* **ASSIGNMENT**
Work through the listing below and count the lines that hold "handle". Answer with the number alone.

* **RECORDS SUPPLIED**
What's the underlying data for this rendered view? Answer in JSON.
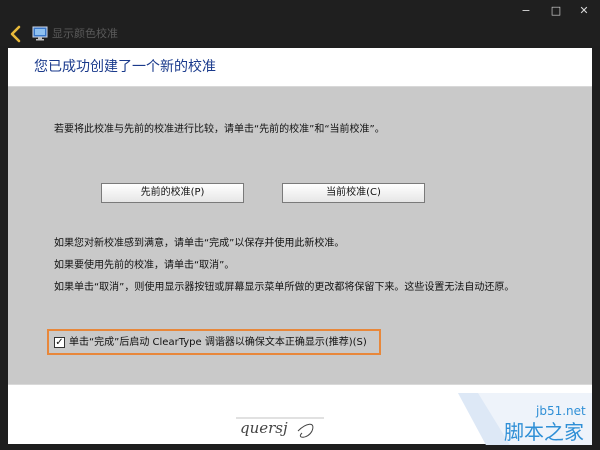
{
  "window": {
    "minimize_glyph": "−",
    "maximize_glyph": "□",
    "close_glyph": "✕"
  },
  "nav": {
    "app_title": "显示颜色校准"
  },
  "header": {
    "title": "您已成功创建了一个新的校准"
  },
  "content": {
    "compare_text": "若要将此校准与先前的校准进行比较，请单击“先前的校准”和“当前校准”。",
    "prev_button": "先前的校准(P)",
    "current_button": "当前校准(C)",
    "satisfied_text": "如果您对新校准感到满意，请单击“完成”以保存并使用此新校准。",
    "use_previous_text": "如果要使用先前的校准，请单击“取消”。",
    "cancel_note_text": "如果单击“取消”，则使用显示器按钮或屏幕显示菜单所做的更改都将保留下来。这些设置无法自动还原。",
    "cleartype_checkbox": {
      "label": "单击“完成”后启动 ClearType 调谐器以确保文本正确显示(推荐)(S)",
      "checked": true,
      "check_glyph": "✓"
    }
  },
  "footer": {
    "signature": "quersj",
    "watermark_domain": "jb51.net",
    "watermark_name": "脚本之家"
  },
  "colors": {
    "title_blue": "#1a3a8c",
    "highlight_orange": "#e8873a",
    "back_arrow": "#e8b93a",
    "watermark_blue": "#2f8fd6"
  }
}
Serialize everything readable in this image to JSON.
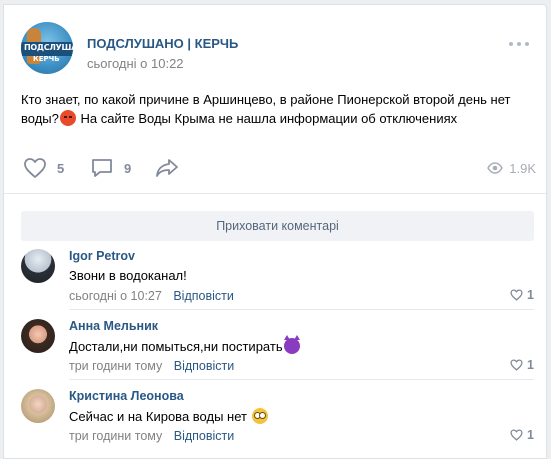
{
  "post": {
    "group_name": "ПОДСЛУШАНО | КЕРЧЬ",
    "avatar_text_line1": "ПОДСЛУШАНО",
    "avatar_text_line2": "КЕРЧЬ",
    "time": "сьогодні о 10:22",
    "text_part1": "Кто знает, по какой причине в Аршинцево, в районе Пионерской второй день нет воды?",
    "text_part2": " На сайте Воды Крыма не нашла информации об отключениях",
    "emoji": "angry-face",
    "likes": "5",
    "comments": "9",
    "views": "1.9K"
  },
  "hide_comments_label": "Приховати коментарі",
  "comments": [
    {
      "author": "Igor Petrov",
      "text": "Звони в водоканал!",
      "time": "сьогодні о 10:27",
      "reply_label": "Відповісти",
      "likes": "1"
    },
    {
      "author": "Анна Мельник",
      "text": "Достали,ни помыться,ни постирать",
      "emoji": "smiling-devil",
      "time": "три години тому",
      "reply_label": "Відповісти",
      "likes": "1"
    },
    {
      "author": "Кристина Леонова",
      "text": "Сейчас и на Кирова воды нет",
      "emoji": "flushed-face",
      "time": "три години тому",
      "reply_label": "Відповісти",
      "likes": "1"
    }
  ],
  "colors": {
    "link": "#2a5885",
    "meta": "#828282",
    "icon": "#828a99",
    "background": "#edeef0"
  }
}
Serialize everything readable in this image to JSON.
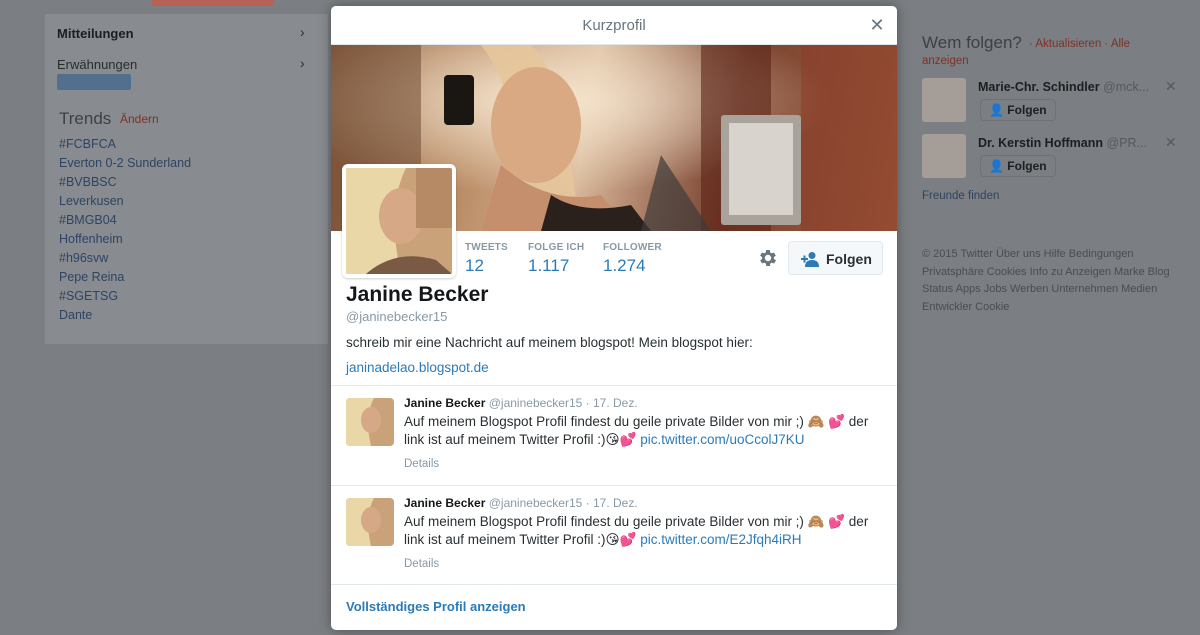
{
  "background": {
    "nav": [
      {
        "label": "Mitteilungen",
        "bold": true
      },
      {
        "label": "Erwähnungen",
        "bold": false
      }
    ],
    "trends": {
      "title": "Trends",
      "change_label": "Ändern",
      "items": [
        "#FCBFCA",
        "Everton 0-2 Sunderland",
        "#BVBBSC",
        "Leverkusen",
        "#BMGB04",
        "Hoffenheim",
        "#h96svw",
        "Pepe Reina",
        "#SGETSG",
        "Dante"
      ]
    },
    "who_to_follow": {
      "title": "Wem folgen?",
      "links": "· Aktualisieren · Alle",
      "links2": "anzeigen",
      "suggestions": [
        {
          "name": "Marie-Chr. Schindler",
          "handle": "@mck...",
          "follow_label": "Folgen"
        },
        {
          "name": "Dr. Kerstin Hoffmann",
          "handle": "@PR...",
          "follow_label": "Folgen"
        }
      ],
      "friends_link": "Freunde finden"
    },
    "footer": "© 2015 Twitter  Über uns  Hilfe  Bedingungen  Privatsphäre  Cookies  Info zu Anzeigen  Marke  Blog  Status  Apps  Jobs  Werben  Unternehmen  Medien  Entwickler  Cookie"
  },
  "modal": {
    "title": "Kurzprofil",
    "close_icon": "close-icon",
    "profile": {
      "name": "Janine Becker",
      "handle": "@janinebecker15",
      "bio": "schreib mir eine Nachricht auf meinem blogspot! Mein blogspot hier:",
      "link": "janinadelao.blogspot.de",
      "stats": [
        {
          "label": "TWEETS",
          "value": "12"
        },
        {
          "label": "FOLGE ICH",
          "value": "1.117"
        },
        {
          "label": "FOLLOWER",
          "value": "1.274"
        }
      ],
      "follow_label": "Folgen"
    },
    "tweets": [
      {
        "name": "Janine Becker",
        "handle": "@janinebecker15",
        "date": "· 17. Dez.",
        "text": "Auf meinem Blogspot Profil findest du geile private Bilder von mir ;) 🙈 💕 der link ist auf meinem Twitter Profil :)😘💕",
        "link": "pic.twitter.com/uoCcolJ7KU",
        "details_label": "Details"
      },
      {
        "name": "Janine Becker",
        "handle": "@janinebecker15",
        "date": "· 17. Dez.",
        "text": "Auf meinem Blogspot Profil findest du geile private Bilder von mir ;) 🙈 💕 der link ist auf meinem Twitter Profil :)😘💕",
        "link": "pic.twitter.com/E2Jfqh4iRH",
        "details_label": "Details"
      }
    ],
    "full_profile_label": "Vollständiges Profil anzeigen"
  },
  "colors": {
    "link": "#2b7bb9",
    "overlay": "#7b7e82"
  }
}
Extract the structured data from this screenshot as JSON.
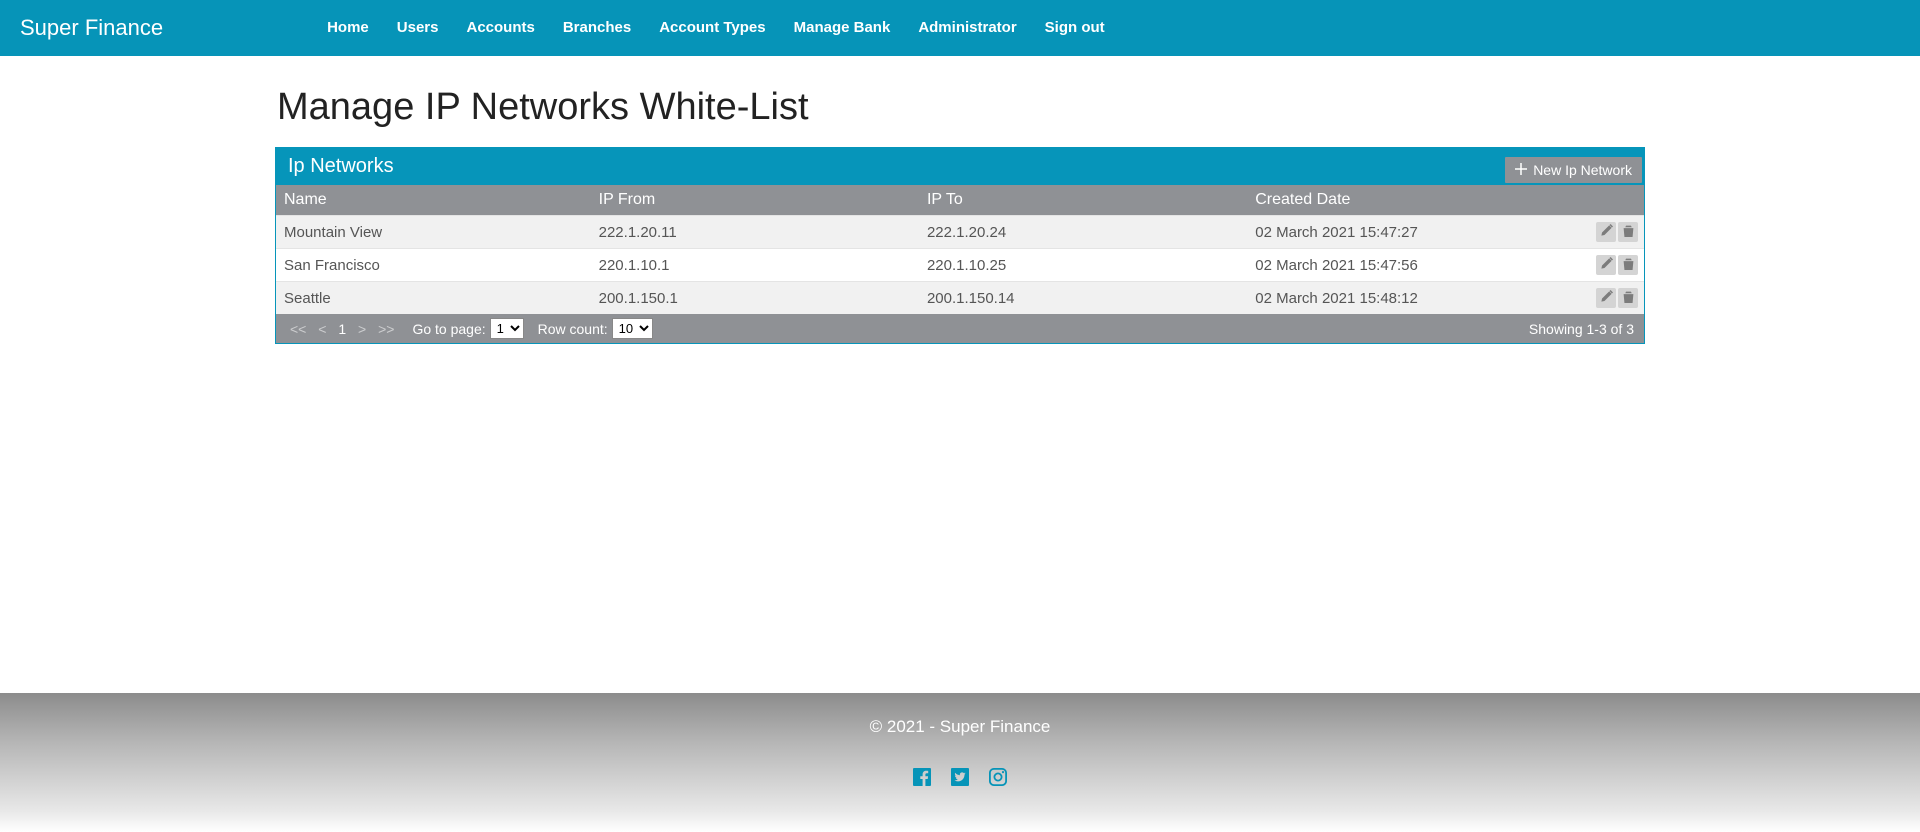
{
  "brand": "Super Finance",
  "nav": [
    "Home",
    "Users",
    "Accounts",
    "Branches",
    "Account Types",
    "Manage Bank",
    "Administrator",
    "Sign out"
  ],
  "page": {
    "title": "Manage IP Networks White-List"
  },
  "panel": {
    "header": "Ip Networks",
    "new_button": "New Ip Network"
  },
  "table": {
    "headers": [
      "Name",
      "IP From",
      "IP To",
      "Created Date"
    ],
    "rows": [
      {
        "name": "Mountain View",
        "ip_from": "222.1.20.11",
        "ip_to": "222.1.20.24",
        "created": "02 March 2021 15:47:27"
      },
      {
        "name": "San Francisco",
        "ip_from": "220.1.10.1",
        "ip_to": "220.1.10.25",
        "created": "02 March 2021 15:47:56"
      },
      {
        "name": "Seattle",
        "ip_from": "200.1.150.1",
        "ip_to": "200.1.150.14",
        "created": "02 March 2021 15:48:12"
      }
    ]
  },
  "pager": {
    "first": "<<",
    "prev": "<",
    "current_page": "1",
    "next": ">",
    "last": ">>",
    "goto_label": "Go to page:",
    "goto_value": "1",
    "rowcount_label": "Row count:",
    "rowcount_value": "10",
    "showing": "Showing 1-3 of 3"
  },
  "footer": {
    "copy": "© 2021 - Super Finance"
  }
}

* **ANSWER AREA**
5